- Assignment -
Output the data in full. Keep every word exact and exclude the pictures.

- Page and application data records -
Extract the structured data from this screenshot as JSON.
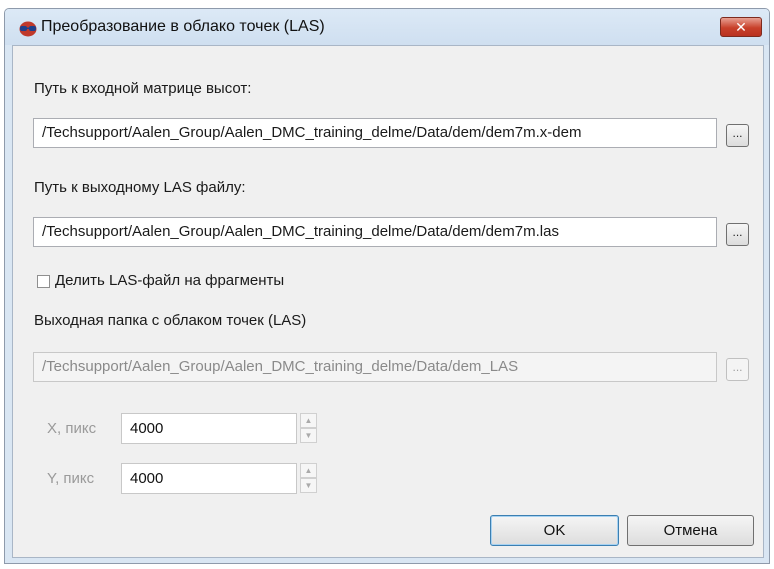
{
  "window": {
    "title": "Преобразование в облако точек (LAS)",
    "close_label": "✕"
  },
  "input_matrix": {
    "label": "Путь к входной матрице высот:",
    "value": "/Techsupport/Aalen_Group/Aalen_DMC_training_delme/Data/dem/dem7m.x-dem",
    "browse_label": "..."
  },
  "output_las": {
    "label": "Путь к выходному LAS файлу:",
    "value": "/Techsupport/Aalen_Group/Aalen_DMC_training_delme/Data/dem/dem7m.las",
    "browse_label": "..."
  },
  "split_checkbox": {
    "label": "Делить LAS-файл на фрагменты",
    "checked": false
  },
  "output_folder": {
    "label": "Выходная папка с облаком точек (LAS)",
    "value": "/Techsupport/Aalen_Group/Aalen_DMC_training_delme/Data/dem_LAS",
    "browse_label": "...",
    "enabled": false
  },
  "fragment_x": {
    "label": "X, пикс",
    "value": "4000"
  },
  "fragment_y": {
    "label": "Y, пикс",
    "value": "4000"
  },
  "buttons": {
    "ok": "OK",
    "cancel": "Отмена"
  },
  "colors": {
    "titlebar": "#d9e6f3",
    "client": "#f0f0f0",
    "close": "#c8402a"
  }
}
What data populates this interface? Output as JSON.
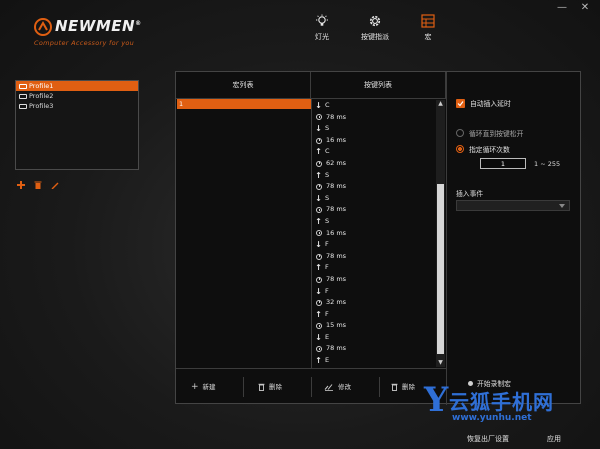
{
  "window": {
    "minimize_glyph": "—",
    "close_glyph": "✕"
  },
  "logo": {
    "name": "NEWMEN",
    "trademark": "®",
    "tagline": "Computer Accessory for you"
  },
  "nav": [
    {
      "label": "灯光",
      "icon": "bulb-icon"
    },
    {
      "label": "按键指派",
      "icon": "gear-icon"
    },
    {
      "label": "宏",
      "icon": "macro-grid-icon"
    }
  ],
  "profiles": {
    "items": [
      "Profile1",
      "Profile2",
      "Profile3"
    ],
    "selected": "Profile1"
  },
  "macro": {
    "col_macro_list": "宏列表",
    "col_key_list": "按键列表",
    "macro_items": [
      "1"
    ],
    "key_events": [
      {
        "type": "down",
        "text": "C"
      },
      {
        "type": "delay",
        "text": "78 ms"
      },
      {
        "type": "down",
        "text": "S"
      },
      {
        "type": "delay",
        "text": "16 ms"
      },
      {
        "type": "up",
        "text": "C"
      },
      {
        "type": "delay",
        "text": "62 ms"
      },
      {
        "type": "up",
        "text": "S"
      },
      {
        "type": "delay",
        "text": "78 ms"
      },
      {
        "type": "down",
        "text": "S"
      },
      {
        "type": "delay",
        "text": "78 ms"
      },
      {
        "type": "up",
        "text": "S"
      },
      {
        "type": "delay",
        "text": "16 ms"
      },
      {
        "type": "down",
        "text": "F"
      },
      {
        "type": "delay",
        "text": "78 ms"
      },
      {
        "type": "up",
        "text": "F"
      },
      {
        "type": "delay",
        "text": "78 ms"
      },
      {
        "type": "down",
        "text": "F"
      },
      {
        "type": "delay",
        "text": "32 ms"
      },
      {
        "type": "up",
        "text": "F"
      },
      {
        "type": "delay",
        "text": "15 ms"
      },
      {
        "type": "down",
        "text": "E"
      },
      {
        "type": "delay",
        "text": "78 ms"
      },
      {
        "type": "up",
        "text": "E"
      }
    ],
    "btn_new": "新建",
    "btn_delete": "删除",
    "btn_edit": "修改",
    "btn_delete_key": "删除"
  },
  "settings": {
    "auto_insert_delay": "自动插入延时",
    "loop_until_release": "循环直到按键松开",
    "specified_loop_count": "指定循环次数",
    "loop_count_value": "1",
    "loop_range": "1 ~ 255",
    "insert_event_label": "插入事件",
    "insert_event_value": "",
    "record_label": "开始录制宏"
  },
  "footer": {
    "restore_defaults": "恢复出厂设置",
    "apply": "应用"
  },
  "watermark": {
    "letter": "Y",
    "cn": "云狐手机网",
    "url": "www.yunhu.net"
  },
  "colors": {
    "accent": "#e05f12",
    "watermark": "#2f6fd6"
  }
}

- Solution -
Extract the structured data from this screenshot as JSON.
{
  "window": {
    "title": "Преобразование в облако точек (LAS)",
    "close_label": "✕"
  },
  "input_matrix": {
    "label": "Путь к входной матрице высот:",
    "value": "/Techsupport/Aalen_Group/Aalen_DMC_training_delme/Data/dem/dem7m.x-dem",
    "browse_label": "..."
  },
  "output_las": {
    "label": "Путь к выходному LAS файлу:",
    "value": "/Techsupport/Aalen_Group/Aalen_DMC_training_delme/Data/dem/dem7m.las",
    "browse_label": "..."
  },
  "split_checkbox": {
    "label": "Делить LAS-файл на фрагменты",
    "checked": false
  },
  "output_folder": {
    "label": "Выходная папка с облаком точек (LAS)",
    "value": "/Techsupport/Aalen_Group/Aalen_DMC_training_delme/Data/dem_LAS",
    "browse_label": "...",
    "enabled": false
  },
  "fragment_x": {
    "label": "X, пикс",
    "value": "4000"
  },
  "fragment_y": {
    "label": "Y, пикс",
    "value": "4000"
  },
  "buttons": {
    "ok": "OK",
    "cancel": "Отмена"
  },
  "colors": {
    "titlebar": "#d9e6f3",
    "client": "#f0f0f0",
    "close": "#c8402a"
  }
}
What data populates this interface? Output as JSON.
{
  "window": {
    "minimize_glyph": "—",
    "close_glyph": "✕"
  },
  "logo": {
    "name": "NEWMEN",
    "trademark": "®",
    "tagline": "Computer Accessory for you"
  },
  "nav": [
    {
      "label": "灯光",
      "icon": "bulb-icon"
    },
    {
      "label": "按键指派",
      "icon": "gear-icon"
    },
    {
      "label": "宏",
      "icon": "macro-grid-icon"
    }
  ],
  "profiles": {
    "items": [
      "Profile1",
      "Profile2",
      "Profile3"
    ],
    "selected": "Profile1"
  },
  "macro": {
    "col_macro_list": "宏列表",
    "col_key_list": "按键列表",
    "macro_items": [
      "1"
    ],
    "key_events": [
      {
        "type": "down",
        "text": "C"
      },
      {
        "type": "delay",
        "text": "78 ms"
      },
      {
        "type": "down",
        "text": "S"
      },
      {
        "type": "delay",
        "text": "16 ms"
      },
      {
        "type": "up",
        "text": "C"
      },
      {
        "type": "delay",
        "text": "62 ms"
      },
      {
        "type": "up",
        "text": "S"
      },
      {
        "type": "delay",
        "text": "78 ms"
      },
      {
        "type": "down",
        "text": "S"
      },
      {
        "type": "delay",
        "text": "78 ms"
      },
      {
        "type": "up",
        "text": "S"
      },
      {
        "type": "delay",
        "text": "16 ms"
      },
      {
        "type": "down",
        "text": "F"
      },
      {
        "type": "delay",
        "text": "78 ms"
      },
      {
        "type": "up",
        "text": "F"
      },
      {
        "type": "delay",
        "text": "78 ms"
      },
      {
        "type": "down",
        "text": "F"
      },
      {
        "type": "delay",
        "text": "32 ms"
      },
      {
        "type": "up",
        "text": "F"
      },
      {
        "type": "delay",
        "text": "15 ms"
      },
      {
        "type": "down",
        "text": "E"
      },
      {
        "type": "delay",
        "text": "78 ms"
      },
      {
        "type": "up",
        "text": "E"
      }
    ],
    "btn_new": "新建",
    "btn_delete": "删除",
    "btn_edit": "修改",
    "btn_delete_key": "删除"
  },
  "settings": {
    "auto_insert_delay": "自动插入延时",
    "loop_until_release": "循环直到按键松开",
    "specified_loop_count": "指定循环次数",
    "loop_count_value": "1",
    "loop_range": "1 ~ 255",
    "insert_event_label": "插入事件",
    "insert_event_value": "",
    "record_label": "开始录制宏"
  },
  "footer": {
    "restore_defaults": "恢复出厂设置",
    "apply": "应用"
  },
  "watermark": {
    "letter": "Y",
    "cn": "云狐手机网",
    "url": "www.yunhu.net"
  },
  "colors": {
    "accent": "#e05f12",
    "watermark": "#2f6fd6"
  }
}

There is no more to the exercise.